You kind of know you’re in a Joe Carnahan movie when somebody on camera states the obvious.
“What say we cut through the bulls–t?”
It always comes too deep into the bulls–t to matter. But that’s what you came for, the profane pronouncements of the denizens of Carnahanland. He may be cut-rate-Quentin to most, but firehouse some testosterone on that cigarette lighter and see what ignites, right?
The hard-boiled dialogue (“Smokin’ Aces,” “The A-Team,” “The Grey”) is self-parody. Otherwise, no viewer would get past the instantly-jaded, already-tough-talking rookie cop weighing in with “You don’t understand how f—–g bored I am.”
Actually, I do. But thanks for piping up.
“Copshop” is a clockwork, claustrophobic cryptogram of cliches. Stagebound, confined mostly to its titular police station setting, it’s about an injured hustler (Frank Grillo) just locked up, and the larger-than-life drunk driver (Gerard Butler) who just got tossed into the clink across from him. If you can’t see the obvious, how do you think Teddy (Grillo) feels?
“I did what I had to do to get in here,” the new guy growls from across the cellblock. “To get to you, Teddy,” he says, for the slow viewers in the audience, and for Teddy, who’s still wearing his hair in a man bun five years past its expiration date.
“Copshop” sets up the Creek City PD pecking order, every cop more jaded than the next, some of them sketchier than others, each one polishing his or her patter, every syllable recycled from a hundred other copshops, a thousand other fictional coppers.
“I’m worried about you, man.” “Grown-ass men don’t worry about other grown-ass men.”
Officer Young (Alexis Louder of “Watchmen” and “The Tomorrow War”) is just trying to fit in. That’s why she lets on how “bored” she is on this overnight shift. Things are about to get a tad more exciting.
The hit-man Viddick (Butler) has a plan for getting out of his cell and into a position to complete his contract on Teddy Murretto. We see just enough of how Teddy got in here to develop an appreciation for his survival-on-his-feet skills.
The mayhem begins. The bullets fly. The blood spurts. And pithy putdowns rain down upon this beleaguered boondocks outpost where one guy is out to silence another. And in this case, the cops — the clueless, the corrupt and the rookie — are the ones caught in the crossfire.
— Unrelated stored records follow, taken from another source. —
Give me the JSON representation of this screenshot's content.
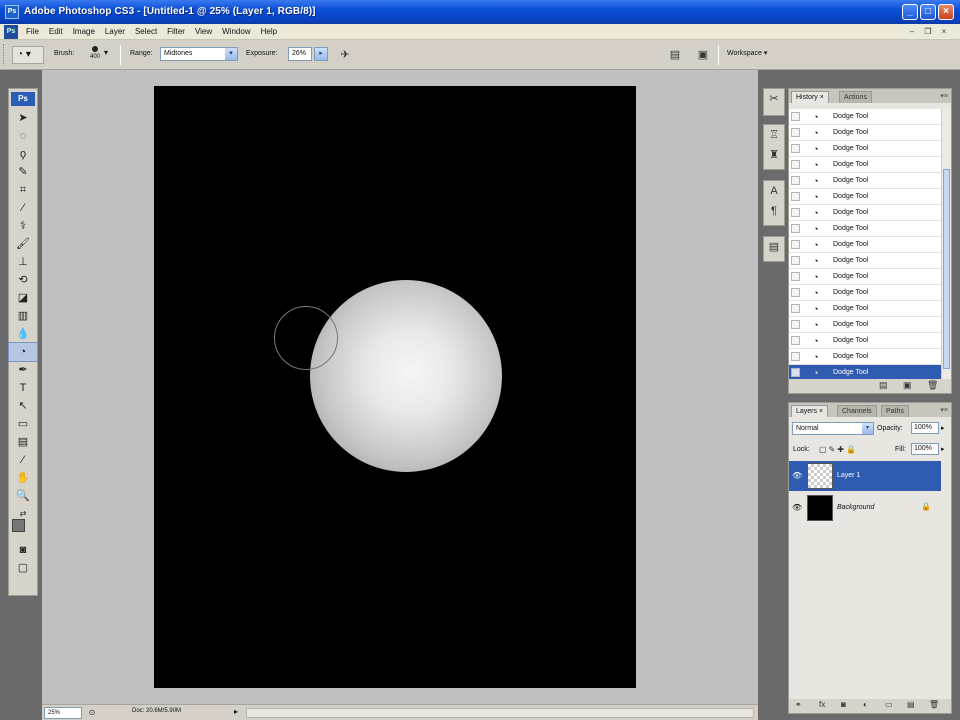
{
  "window": {
    "title": "Adobe Photoshop CS3 - [Untitled-1 @ 25% (Layer 1, RGB/8)]",
    "app_icon": "Ps",
    "minimize_label": "_",
    "maximize_label": "□",
    "close_label": "×"
  },
  "menubar": {
    "items": [
      "File",
      "Edit",
      "Image",
      "Layer",
      "Select",
      "Filter",
      "View",
      "Window",
      "Help"
    ]
  },
  "options": {
    "brush_label": "Brush:",
    "brush_size": "400",
    "range_label": "Range:",
    "range_value": "Midtones",
    "exposure_label": "Exposure:",
    "exposure_value": "26%",
    "workspace_label": "Workspace ▾"
  },
  "toolbox": {
    "logo": "Ps",
    "tools": [
      {
        "name": "move-tool-icon",
        "glyph": "➤"
      },
      {
        "name": "marquee-tool-icon",
        "glyph": "◌"
      },
      {
        "name": "lasso-tool-icon",
        "glyph": "ϙ"
      },
      {
        "name": "quick-selection-tool-icon",
        "glyph": "✎"
      },
      {
        "name": "crop-tool-icon",
        "glyph": "⌗"
      },
      {
        "name": "slice-tool-icon",
        "glyph": "⁄"
      },
      {
        "name": "healing-brush-icon",
        "glyph": "⚕"
      },
      {
        "name": "brush-tool-icon",
        "glyph": "🖌"
      },
      {
        "name": "clone-stamp-icon",
        "glyph": "⊥"
      },
      {
        "name": "history-brush-icon",
        "glyph": "⟲"
      },
      {
        "name": "eraser-tool-icon",
        "glyph": "◪"
      },
      {
        "name": "gradient-tool-icon",
        "glyph": "▥"
      },
      {
        "name": "blur-tool-icon",
        "glyph": "💧"
      },
      {
        "name": "dodge-tool-icon",
        "glyph": "◔"
      },
      {
        "name": "pen-tool-icon",
        "glyph": "✒"
      },
      {
        "name": "type-tool-icon",
        "glyph": "T"
      },
      {
        "name": "path-selection-icon",
        "glyph": "↖"
      },
      {
        "name": "shape-tool-icon",
        "glyph": "▭"
      },
      {
        "name": "notes-tool-icon",
        "glyph": "▤"
      },
      {
        "name": "eyedropper-tool-icon",
        "glyph": "⁄"
      },
      {
        "name": "hand-tool-icon",
        "glyph": "✋"
      },
      {
        "name": "zoom-tool-icon",
        "glyph": "🔍"
      }
    ],
    "active_tool": "dodge-tool-icon",
    "foreground_color": "#777777",
    "background_color": "#ffffff"
  },
  "status": {
    "zoom": "25%",
    "doc": "Doc: 20.6M/5.90M",
    "arrow": "▸"
  },
  "history_panel": {
    "tabs": [
      "History ×",
      "Actions"
    ],
    "items": [
      "Dodge Tool",
      "Dodge Tool",
      "Dodge Tool",
      "Dodge Tool",
      "Dodge Tool",
      "Dodge Tool",
      "Dodge Tool",
      "Dodge Tool",
      "Dodge Tool",
      "Dodge Tool",
      "Dodge Tool",
      "Dodge Tool",
      "Dodge Tool",
      "Dodge Tool",
      "Dodge Tool",
      "Dodge Tool",
      "Dodge Tool"
    ],
    "selected_index": 16
  },
  "layers_panel": {
    "tabs": [
      "Layers ×",
      "Channels",
      "Paths"
    ],
    "blend_mode": "Normal",
    "opacity_label": "Opacity:",
    "opacity_value": "100%",
    "lock_label": "Lock:",
    "fill_label": "Fill:",
    "fill_value": "100%",
    "layers": [
      {
        "name": "Layer 1",
        "selected": true,
        "thumb": "transparent"
      },
      {
        "name": "Background",
        "selected": false,
        "thumb": "black",
        "locked": true
      }
    ]
  },
  "colors": {
    "titlebar": "#0a4fd6",
    "selection": "#2f5bb0",
    "canvas_bg": "#c0c0c0",
    "document": "#000000"
  }
}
“Copshop” is never much more than a bullet-and-joke-riddled exploitation picture, blandly, bloodily predictable in the formulae it follows, and the police protocols it ignores just to keep things confined to that station house.
Teddy shows up with a bullet wound? Let’s…treat him HERE. Etc.
Laughable moments like that litter this screenplay. But remember, we’re not dealing with realism. We’re in Carnahanland.
Butler vamps his way around this hardened killer, but we’ve seen this Butler before. Grillo is never bad in B-movies, big budget or otherwise, like this. But the character doesn’t seem like the best fit.
For me, things didn’t take a turn towards “fun” until the SECOND hitman shows up, played by “Seinfeld’s” version of “The Wiz,” Toby Huss. He comes carrying balloons, and what could be an . And he’s not mincing words with Teddy or his coiffure “fashion faux pas.”
“You look like Tom Cruise in that samurai movie nobody watched.”
I found this more irritating than I probably should have, but when a movie shows so much effort at serving up machismo, tough talk and violence and so little at generating suspense, twists and logical surprises, I lose patience with it.
This one just never seems to end, and when the illogical end arrives, a laughably dumb coda is layered on top of it.
Maybe I’ve let my visa to Carnahanland lapse, and “Copshop” reminds me of why I did.
Rating: R for strong/bloody violence, and pervasive language.
Cast: Frank Grillo, Gerard Butler, Alexis Louder and Toby Huss
Credits: Directed by Joe Carnahan, scripted by Kurt McLeod and Joe Carnahan. An Open Road release.
Running time: 1:48